Most students don’t expect to have a feature film under their belt just a year out of college. But that’s exactly what alumnus Peter Matkiwsky did – and his original full-length feature “The Bonnie Situation” screened last Wednesday in the New Library Auditorium.

“The Bonnie Situation” (the name, as you might have guessed, comes from a chapter in Quentin Tarantino’s “Pulp Fiction”) is the story of Peter, a recent college graduate who returns home to find that Stacey, his girlfriend of five years, has dumped him via answering machine.

Finding Peter still stuck on his overbearing, manipulative ex-girlfriend, his goofball friends take matters into their own hands, setting him up on disastrous dates and plotting to “take care of” Stacey.

Meanwhile, Peter finds a new love interest in Bonnie, a perky bartender who’s not all she appears to be.

Matkiwsky, the screenwriter, producer and director, started working on the film after graduating from the College last year.

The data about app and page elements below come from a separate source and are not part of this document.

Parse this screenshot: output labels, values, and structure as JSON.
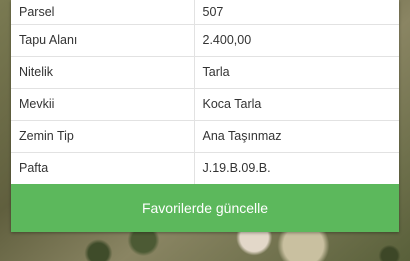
{
  "parcel_info": {
    "rows": [
      {
        "key": "Parsel",
        "value": "507"
      },
      {
        "key": "Tapu Alanı",
        "value": "2.400,00"
      },
      {
        "key": "Nitelik",
        "value": "Tarla"
      },
      {
        "key": "Mevkii",
        "value": "Koca Tarla"
      },
      {
        "key": "Zemin Tip",
        "value": "Ana Taşınmaz"
      },
      {
        "key": "Pafta",
        "value": "J.19.B.09.B."
      }
    ]
  },
  "actions": {
    "favorite_label": "Favorilerde güncelle"
  },
  "colors": {
    "button_green": "#5cb85c",
    "text": "#333333",
    "divider": "#e2e2e2"
  }
}
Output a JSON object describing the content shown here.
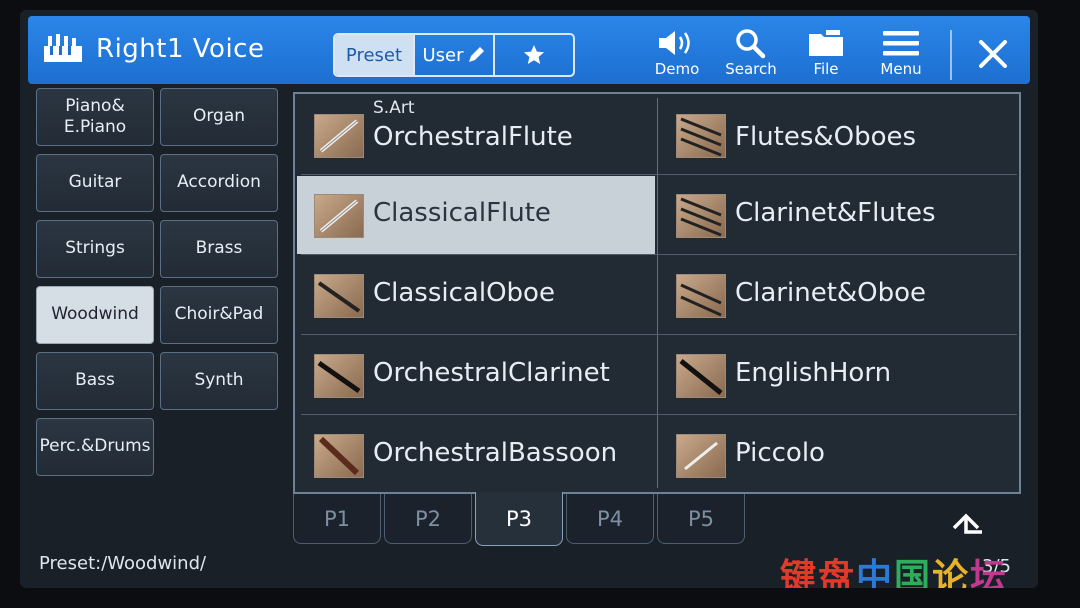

He wrote the screenplay for his senior practicum in communication studies.

“I had a degree and a script,” Matkiwsky said. “And I thought, well, I don’t want to get a real job, let’s make a movie.”

Matkiwsky raised $27,000 and formed Poison Apple Pictures, a production company, with the help of his former College roommate Ronnie Lubischer. Lubischer, who collaborated with Matkiwsky on scripts throughout college, also plays a part in the movie.

With about a dozen New York City-based professional actors (recruited on and, hometown friends recruited as extras and a handful of production people, they brought “The Bonnie Situation” to life.

The movie was cast in November 2004, shot from February to June of 2005, edited over the summer and finished in December, a mere two days before its premier at Tribeca Cinemas in New York City.

Philip Asta, a New York-based actor who has worked off-Broadway and in a number of student films, was an automatic choice for the role of Peter. After seeing a slew of bad actors at auditions, Lubischer said Asta walked in and blew them away. “As soon as he left, we said, ‘that’s going to be the Peter character,'” he said.

Asta said this is his first lead role in a feature film.

“I read the script and I liked the flow and the pace of it,” Asta said. “Plus the fact that (Matkiwsky) was going all out.”

There were good times on the set. “Everybody else there was (a) real actor, so I was nervous at first,” Lubischer said of playing the dim-witted Eugene. “But after the first day I relaxed, everything fell into place.”

The film’s bar scenes were shot on-location in Hoboken at the Tonic Bar and Lounge and the Gaslight Restaurant, which Matkiwsky said generously gave them three full days of shooting apiece.

“Free beer also,” he added, “which isn’t a good thing if you’re directing.”

One thing that stood out about “The Bonnie Situation” was its high-quality visuals.

Matkiwsky attributes this to Jefferey Chu, the director of photography, and Nat Aguilar, who called himself the “rambo of lighting.” (They also had “one sound guy who held the boom mic and mixed at the same time,” he said.)

The movie was shot with digital cameras, which both cut costs and helped the editing process.

Asked if the movie had any real-life basis, Matkiwsky said that his ex-girlfriend had not seen the movie – yet.

The characters, he said, are loosely based on friends of his.

“We’d take someone we knew,” Matkiwsky said, “and say ‘how can we make him the ultimate character?'”

Poison Apple Pictures has a few more original film ideas lined up, based on Lubischer’s work as a creative writing minor at the College.

Their next project is “Lee Wang Makes Varsity,” a high school basketball movie that Lubischer describes as “off the wall.”

“It’s Bad News Bears meets Napoleon Dynamite,” Lubischer said.

“With a little John Hughes mixed in,” Asta added.

They also hope to get industry attention for “The Bonnie Situation,” which will be screened at CineSpace in Los Angeles later this month.